Making a Difference: Community action for HIV Prevention
Making a difference: Community action for HIV prevention
Salim S. Abdool Karim and Quarraisha Abdool Karim*
CAPRISA, University of KwaZulu-Natal, Durban, South Africa and Columbia University, New York, USA
In its 2019 World AIDS Day theme of “Communities make the difference”, UNAIDS makes a clarion call to the global community to counter growing complacency and take the challenge of HIV head-on. While the global HIV epidemic is widely viewed as triumph over tragedy, the estimated 37.9 million people living with HIV, 770 000 AIDS-related deaths, and 1.7 million new infections (> 4,500 new cases of HIV infection occurring each day) in 2018 is a reminder that HIV remains a serious global health challenge.

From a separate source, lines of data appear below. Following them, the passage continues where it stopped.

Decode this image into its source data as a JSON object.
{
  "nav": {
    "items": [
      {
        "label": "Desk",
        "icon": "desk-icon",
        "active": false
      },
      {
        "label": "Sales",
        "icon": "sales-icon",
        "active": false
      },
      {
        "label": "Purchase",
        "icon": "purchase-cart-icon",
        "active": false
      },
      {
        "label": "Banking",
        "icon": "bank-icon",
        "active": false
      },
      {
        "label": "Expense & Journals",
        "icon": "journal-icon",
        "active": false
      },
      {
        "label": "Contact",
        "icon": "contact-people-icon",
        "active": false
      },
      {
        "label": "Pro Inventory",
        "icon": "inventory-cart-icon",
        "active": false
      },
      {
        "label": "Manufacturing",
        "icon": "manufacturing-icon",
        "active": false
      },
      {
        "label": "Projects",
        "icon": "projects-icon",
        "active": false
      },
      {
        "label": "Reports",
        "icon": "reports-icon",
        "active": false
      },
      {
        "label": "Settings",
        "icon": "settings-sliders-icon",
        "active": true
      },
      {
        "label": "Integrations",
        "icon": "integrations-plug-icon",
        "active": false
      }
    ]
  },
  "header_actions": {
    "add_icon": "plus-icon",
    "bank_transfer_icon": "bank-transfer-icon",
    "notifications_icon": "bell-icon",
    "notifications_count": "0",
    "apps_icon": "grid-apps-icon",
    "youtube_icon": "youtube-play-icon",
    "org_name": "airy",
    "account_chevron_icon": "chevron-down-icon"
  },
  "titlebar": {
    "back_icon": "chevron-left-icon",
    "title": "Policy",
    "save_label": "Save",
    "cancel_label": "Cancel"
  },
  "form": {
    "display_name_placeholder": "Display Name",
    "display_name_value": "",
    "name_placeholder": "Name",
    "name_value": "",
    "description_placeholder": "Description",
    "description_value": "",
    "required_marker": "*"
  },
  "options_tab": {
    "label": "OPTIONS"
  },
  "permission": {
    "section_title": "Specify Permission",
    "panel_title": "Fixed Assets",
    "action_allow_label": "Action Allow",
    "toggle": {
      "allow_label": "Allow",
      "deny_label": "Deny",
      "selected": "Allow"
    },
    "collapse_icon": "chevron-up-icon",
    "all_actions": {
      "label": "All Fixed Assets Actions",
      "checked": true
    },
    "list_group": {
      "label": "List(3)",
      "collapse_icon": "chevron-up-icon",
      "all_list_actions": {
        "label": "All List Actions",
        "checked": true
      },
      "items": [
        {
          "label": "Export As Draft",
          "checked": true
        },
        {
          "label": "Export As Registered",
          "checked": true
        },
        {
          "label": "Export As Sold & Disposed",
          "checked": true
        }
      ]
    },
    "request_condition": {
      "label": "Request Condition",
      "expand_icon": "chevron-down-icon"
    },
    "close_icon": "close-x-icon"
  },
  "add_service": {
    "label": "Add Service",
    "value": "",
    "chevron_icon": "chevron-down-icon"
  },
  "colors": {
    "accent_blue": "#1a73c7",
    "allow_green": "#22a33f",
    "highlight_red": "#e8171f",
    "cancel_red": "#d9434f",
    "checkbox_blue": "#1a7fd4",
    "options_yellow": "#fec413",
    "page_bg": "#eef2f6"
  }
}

Unlike the first two decades of the epidemic since the first reported cases of AIDS in the early 1980s, when AIDS was synonymous with fear, pain and death, there has been unprecedented progress on treatment of AIDS and the prevention of mother to child transmission of HIV. Highly effective treatment, through an array of about 30 different antiretroviral drugs, has given people living with HIV an almost normal life span and instilled hope in high-burden communities. Despite these successes, millions need support for lifelong treatment, and millions more still need to start antiretroviral treatment, many of whom do not even know their HIV status. Although knowledge of HIV status is the first step for accessing both prevention and treatment services, large numbers of people remain unaware of their HIV status and new HIV infections continue unabated.
South Africa has one out of every 5 people living with HIV in the world – it is the country with the highest number of people living with HIV (about 7.9 million). In our country teenage girls bear the brunt of the HIV epidemic. About 1,500 adolescent girls and young women are infected with HIV every week in South Africa. These girls are twice as likely to be living with HIV than young men of the same age.
There are several social, behavioural and biological reasons for a young woman’s vulnerability for acquiring HIV. The main reason is the ‘Cycle of HIV Transmission’ that is created by a large number of new HIV infections in young women from men about 10 years older, usually in their late 20s and early 30s. When these young women reach their 30s, they in turn are the main source of HIV in men in their 30s, who then transmit the virus to the next generation of young women, especially teenage girls, to perpetuate this cycle. Young women are also seldom able to negotiate safer sex and often have to run the gauntlet of gender-based violence, rape and gender-power disadvantages, which exacerbates their vulnerability.
Universal test and treat strategies have not succeeded in breaking the cycle of HIV transmission. Men in their late 20s and early 30s often transmit the virus to young women before they know their HIV status. This situation with ongoing high rate of HIV in young women is a major obstacle to achieving the United Nations Sustainable Development Goal of “ending AIDS as a public health threat” by the year 2030. Reducing HIV in young women in Africa is essential to change the course of the epidemic and to reverse current poor global progress in HIV prevention on the continent.
There is no room for complacency when so much more remains to be done for HIV prevention and treatment. The task of community involvement and mobilisation needs greater commitment and impetus. The Cycle of HIV Transmission needs to be broken by community voices standing up and claiming “No more!” for it is only community action that can take on this challenge and win.
Now is the time for social activism and community advocacy. Communities are central to the response and have the knowledge and influence to address complex community dynamics. There is a need to invest more in communities and create an enabling environment underpinned by mutual respect among communities, government, researchers and civil societies to reduce the incidence of HIV. This community action approach could change the course of the HIV epidemic in young women, an essential initial step to set South Africa on the path to the United Nations 2030 goal of ending AIDS as a public health threat.
*Note Quarraisha Abdool Karim is the UNAIDS Ambassador for Adolescents and HIV